Historian A.J. Hanna of Florida’s Rollins College studied the matter carefully back in the 1930s. He concluded that the wagon likely still contained around $25,000 in gold when it reached Cotton Wood plantation. The rest had been spent to cover expenses as it passed through Florida.
Capt. Clark, in his last official act as acting Treasurer of the Confederacy, informed the other men that he would pay them “fair salvage” from the gold and then make his way to Great Britain where he would put the remainder on deposit for the future use as decided by President Davis and other Confederate officials.
Capt. Watson Van Benthuysen objected, pointing out that as quartermaster he alone had authority to disperse the gold.

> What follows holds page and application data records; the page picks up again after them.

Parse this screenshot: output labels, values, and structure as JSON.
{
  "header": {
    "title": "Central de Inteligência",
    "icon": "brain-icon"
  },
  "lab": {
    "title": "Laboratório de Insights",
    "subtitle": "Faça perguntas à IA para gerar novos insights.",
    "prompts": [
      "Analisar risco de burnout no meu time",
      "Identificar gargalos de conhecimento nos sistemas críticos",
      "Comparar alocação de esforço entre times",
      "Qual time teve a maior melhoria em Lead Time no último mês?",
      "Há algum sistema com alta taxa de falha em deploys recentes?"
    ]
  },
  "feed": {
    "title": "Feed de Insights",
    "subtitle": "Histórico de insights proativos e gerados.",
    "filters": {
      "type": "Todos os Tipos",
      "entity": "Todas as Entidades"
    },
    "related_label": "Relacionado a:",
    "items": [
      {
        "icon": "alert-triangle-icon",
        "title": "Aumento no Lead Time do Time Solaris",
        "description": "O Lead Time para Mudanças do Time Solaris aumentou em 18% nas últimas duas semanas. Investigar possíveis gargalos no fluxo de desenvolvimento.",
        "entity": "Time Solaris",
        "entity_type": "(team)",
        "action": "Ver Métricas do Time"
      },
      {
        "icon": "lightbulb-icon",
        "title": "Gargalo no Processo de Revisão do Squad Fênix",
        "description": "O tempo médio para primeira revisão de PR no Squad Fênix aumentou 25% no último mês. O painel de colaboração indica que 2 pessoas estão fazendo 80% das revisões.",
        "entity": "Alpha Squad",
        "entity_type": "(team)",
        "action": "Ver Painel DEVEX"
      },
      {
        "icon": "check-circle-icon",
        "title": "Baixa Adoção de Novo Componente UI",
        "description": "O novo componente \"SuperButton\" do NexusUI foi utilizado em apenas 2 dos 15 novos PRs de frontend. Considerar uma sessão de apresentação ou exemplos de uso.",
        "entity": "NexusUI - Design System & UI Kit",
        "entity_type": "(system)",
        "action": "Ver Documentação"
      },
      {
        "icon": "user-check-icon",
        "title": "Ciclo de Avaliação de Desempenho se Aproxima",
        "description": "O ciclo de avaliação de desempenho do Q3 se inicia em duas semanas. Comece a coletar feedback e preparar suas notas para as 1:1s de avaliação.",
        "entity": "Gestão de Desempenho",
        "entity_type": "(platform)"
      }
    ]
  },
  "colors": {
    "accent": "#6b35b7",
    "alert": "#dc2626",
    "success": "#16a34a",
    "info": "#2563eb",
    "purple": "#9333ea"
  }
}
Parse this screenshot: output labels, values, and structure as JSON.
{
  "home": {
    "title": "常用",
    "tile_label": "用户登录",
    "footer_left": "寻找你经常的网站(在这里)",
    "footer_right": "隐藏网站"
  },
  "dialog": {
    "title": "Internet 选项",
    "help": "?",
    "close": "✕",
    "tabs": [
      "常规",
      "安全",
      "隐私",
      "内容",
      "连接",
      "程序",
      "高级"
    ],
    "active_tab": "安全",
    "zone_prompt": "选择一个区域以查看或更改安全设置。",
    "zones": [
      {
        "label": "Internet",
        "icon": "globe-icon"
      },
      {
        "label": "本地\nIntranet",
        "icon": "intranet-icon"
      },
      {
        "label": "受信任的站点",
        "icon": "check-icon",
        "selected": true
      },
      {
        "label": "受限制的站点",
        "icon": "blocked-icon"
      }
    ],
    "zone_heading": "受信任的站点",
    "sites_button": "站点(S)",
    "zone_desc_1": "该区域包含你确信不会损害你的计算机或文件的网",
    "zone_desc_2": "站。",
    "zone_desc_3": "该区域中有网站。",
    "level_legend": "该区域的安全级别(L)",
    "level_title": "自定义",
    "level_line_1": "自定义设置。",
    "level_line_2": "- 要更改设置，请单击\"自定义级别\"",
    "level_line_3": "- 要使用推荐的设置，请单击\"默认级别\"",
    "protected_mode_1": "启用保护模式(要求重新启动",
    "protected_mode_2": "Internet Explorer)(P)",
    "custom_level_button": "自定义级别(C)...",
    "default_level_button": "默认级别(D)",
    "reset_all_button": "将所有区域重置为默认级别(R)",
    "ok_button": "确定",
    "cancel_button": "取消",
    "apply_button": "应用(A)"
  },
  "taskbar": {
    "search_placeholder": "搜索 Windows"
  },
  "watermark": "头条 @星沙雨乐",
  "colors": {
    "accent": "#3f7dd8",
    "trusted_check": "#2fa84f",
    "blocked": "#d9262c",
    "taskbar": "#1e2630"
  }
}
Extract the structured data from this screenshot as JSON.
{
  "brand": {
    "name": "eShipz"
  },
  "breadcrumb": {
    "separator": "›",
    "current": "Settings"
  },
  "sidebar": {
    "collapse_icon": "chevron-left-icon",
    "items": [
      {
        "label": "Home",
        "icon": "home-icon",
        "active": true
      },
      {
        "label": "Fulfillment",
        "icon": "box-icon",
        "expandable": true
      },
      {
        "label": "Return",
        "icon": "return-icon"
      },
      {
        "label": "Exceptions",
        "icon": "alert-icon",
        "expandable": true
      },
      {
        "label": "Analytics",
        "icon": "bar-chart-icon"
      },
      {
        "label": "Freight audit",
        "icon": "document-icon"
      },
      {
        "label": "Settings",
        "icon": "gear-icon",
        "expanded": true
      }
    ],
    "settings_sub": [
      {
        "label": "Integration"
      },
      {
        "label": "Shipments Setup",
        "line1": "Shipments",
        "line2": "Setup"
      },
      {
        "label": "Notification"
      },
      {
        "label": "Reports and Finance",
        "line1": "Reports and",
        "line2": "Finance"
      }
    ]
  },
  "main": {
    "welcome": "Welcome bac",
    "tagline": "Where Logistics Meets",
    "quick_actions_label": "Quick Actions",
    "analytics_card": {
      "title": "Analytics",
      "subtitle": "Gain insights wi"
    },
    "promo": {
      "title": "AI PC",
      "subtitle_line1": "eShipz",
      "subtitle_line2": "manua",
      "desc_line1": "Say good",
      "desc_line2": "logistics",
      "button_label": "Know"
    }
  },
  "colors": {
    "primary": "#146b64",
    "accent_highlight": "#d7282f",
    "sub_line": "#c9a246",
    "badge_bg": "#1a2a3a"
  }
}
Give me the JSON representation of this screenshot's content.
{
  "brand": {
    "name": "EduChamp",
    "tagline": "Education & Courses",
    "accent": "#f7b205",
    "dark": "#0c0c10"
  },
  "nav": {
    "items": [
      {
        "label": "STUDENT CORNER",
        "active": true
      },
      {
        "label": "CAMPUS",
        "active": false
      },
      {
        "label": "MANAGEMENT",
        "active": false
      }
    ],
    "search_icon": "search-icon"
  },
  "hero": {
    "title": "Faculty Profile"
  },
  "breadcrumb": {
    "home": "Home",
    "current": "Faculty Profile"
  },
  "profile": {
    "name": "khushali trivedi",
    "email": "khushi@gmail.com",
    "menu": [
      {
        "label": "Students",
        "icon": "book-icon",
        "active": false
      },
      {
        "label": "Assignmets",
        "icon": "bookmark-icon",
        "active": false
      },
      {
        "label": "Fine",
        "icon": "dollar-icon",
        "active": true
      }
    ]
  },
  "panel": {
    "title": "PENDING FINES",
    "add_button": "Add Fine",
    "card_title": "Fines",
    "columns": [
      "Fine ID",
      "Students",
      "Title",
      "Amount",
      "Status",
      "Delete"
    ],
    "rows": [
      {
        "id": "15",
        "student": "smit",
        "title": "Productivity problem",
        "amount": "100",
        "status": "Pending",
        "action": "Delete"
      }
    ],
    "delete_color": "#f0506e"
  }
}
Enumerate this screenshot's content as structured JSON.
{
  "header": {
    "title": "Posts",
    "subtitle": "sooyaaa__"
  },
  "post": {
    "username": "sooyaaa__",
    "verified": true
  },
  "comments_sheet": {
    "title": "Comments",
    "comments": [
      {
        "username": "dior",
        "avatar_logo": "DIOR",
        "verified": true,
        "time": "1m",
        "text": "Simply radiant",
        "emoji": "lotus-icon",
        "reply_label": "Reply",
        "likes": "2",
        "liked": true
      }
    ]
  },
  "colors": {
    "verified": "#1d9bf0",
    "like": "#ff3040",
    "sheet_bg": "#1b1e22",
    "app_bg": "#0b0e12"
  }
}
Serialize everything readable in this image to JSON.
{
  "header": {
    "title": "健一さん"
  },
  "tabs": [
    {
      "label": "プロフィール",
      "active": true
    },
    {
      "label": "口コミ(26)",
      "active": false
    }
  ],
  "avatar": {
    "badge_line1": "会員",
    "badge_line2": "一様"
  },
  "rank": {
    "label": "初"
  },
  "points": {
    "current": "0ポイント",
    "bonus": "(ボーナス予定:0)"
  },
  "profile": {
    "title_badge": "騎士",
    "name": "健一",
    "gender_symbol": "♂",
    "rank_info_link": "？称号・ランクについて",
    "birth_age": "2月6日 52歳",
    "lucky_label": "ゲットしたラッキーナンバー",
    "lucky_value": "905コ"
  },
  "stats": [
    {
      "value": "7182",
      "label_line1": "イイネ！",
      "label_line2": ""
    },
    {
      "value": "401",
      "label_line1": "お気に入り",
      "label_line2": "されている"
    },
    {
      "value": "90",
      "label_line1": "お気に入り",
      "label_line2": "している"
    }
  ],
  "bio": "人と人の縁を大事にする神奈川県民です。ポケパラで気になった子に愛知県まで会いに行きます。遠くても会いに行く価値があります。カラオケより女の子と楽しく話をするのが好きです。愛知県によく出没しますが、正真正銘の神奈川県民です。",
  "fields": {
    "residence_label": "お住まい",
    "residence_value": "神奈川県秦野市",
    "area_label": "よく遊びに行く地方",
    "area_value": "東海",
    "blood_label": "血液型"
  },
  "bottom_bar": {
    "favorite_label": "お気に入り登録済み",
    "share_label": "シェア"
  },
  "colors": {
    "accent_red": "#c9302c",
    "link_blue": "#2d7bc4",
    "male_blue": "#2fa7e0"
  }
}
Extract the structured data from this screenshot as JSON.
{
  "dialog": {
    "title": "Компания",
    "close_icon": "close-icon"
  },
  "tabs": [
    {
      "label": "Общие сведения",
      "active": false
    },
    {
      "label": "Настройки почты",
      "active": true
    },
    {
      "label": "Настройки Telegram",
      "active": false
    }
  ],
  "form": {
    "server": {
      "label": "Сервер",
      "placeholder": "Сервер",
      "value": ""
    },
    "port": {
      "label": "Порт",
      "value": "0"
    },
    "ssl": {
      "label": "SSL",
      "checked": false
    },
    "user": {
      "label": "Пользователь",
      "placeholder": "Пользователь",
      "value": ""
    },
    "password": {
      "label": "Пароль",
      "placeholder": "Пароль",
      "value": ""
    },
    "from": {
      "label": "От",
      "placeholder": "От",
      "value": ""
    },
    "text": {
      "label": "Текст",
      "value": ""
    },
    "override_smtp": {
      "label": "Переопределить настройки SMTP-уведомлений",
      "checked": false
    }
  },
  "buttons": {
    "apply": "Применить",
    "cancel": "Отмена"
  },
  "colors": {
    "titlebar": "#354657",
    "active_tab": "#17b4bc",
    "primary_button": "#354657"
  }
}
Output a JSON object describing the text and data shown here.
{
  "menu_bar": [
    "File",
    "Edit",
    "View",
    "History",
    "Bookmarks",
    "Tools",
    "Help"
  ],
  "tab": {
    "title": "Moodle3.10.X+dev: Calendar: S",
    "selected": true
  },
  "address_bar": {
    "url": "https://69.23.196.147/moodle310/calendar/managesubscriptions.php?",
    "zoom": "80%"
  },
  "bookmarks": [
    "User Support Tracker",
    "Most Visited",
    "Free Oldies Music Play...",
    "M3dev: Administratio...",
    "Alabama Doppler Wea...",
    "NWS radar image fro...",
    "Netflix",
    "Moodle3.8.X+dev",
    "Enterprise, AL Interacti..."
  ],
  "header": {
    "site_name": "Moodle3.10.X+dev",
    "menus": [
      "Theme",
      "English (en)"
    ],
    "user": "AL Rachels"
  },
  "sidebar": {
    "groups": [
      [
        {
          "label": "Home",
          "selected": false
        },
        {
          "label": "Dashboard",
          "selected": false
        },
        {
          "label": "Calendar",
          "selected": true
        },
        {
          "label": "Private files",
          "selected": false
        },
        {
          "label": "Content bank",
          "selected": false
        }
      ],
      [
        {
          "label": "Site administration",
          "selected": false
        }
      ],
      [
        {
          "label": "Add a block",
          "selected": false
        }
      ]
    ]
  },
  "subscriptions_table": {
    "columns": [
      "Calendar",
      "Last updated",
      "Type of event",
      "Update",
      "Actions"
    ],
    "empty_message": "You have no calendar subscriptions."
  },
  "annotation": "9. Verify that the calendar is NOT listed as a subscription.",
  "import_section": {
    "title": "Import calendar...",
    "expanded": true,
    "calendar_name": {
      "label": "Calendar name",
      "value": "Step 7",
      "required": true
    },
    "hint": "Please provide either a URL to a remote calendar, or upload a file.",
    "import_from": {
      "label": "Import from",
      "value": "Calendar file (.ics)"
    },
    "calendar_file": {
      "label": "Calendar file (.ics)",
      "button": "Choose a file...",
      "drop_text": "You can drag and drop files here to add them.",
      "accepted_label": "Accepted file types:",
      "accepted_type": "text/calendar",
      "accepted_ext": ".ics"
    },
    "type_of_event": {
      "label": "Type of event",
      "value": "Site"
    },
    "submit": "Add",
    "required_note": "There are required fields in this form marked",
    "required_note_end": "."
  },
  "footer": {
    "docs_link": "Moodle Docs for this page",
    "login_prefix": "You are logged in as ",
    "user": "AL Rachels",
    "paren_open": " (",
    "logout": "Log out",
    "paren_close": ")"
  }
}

Most of the other men supported him and a fierce argument took place at the Cotton Wood camp. It was finally resolved in Van Benthuysen’s favor.
Van Benthuysen later wrote that he set aside one-quarter of the gold – roughly $6,790 – for the benefit of Mrs. Davis and her children. As a distant relative, he kept this amount to deliver to her. The rest of the gold, he reported, was dispersed among the members of the party. His two brothers, Clark, Dickinson, Winder, Tilghman, Emery and Scott each received $1,940 in gold. Counting the money reserved for the use of Mrs. Davis, this accounts for $22,310 of the remaining $25,000.
Three additional amounts of $970 in gold were paid as wages to the scout Howard, to Stafford and to the five African-Americans as a group. The latter payment is interesting as it represents what was in essence a goodwill gesture to the men who began the expedition as slaves but ended it as free men.
When the total payments are added together, they come to $25,220.
This likely represents the total sum of the “lost Confederate gold” that reached Florida. There are many legends of buried gold around Archer and in the vicinity of the Cotton Wood site, but no buried caches of treasure have ever been found. Some of the baggage and papers entrusted to the party were dug up from beneath the stables.
One small cache of gold coins that, based on their dates, may represent part of the lost Confederate treasury were found in Florida, but far to the west in Jackson County. They were plowed up by a farm employee in the 1970s at a site near Bellview (or Bellevue) Landing, then on the main mail route that connected Tallahassee with Marianna by way Bainbridge, Georgia. A search for additional evidence will begin at the site of the discovery in the near future.
Alachua County and the City of Gainesville, where the Confederacy’s remaining treasury was paid out to the men who had guarded it, recently decreed the removal of a monument to the enlisted men who served in the Confederate armies from the grounds of their courthouse.
It seems that more than 152 years after the war came to an end and the last coins of the Confederate treasury were paid to former slaves, some still feel the need to drive Old Dixie down.
*Diary of Tench Tilghman, May 20, 1865, FHQ, XVII (1939), p. 168).
**Ibid., May 22, 1865, p. 169.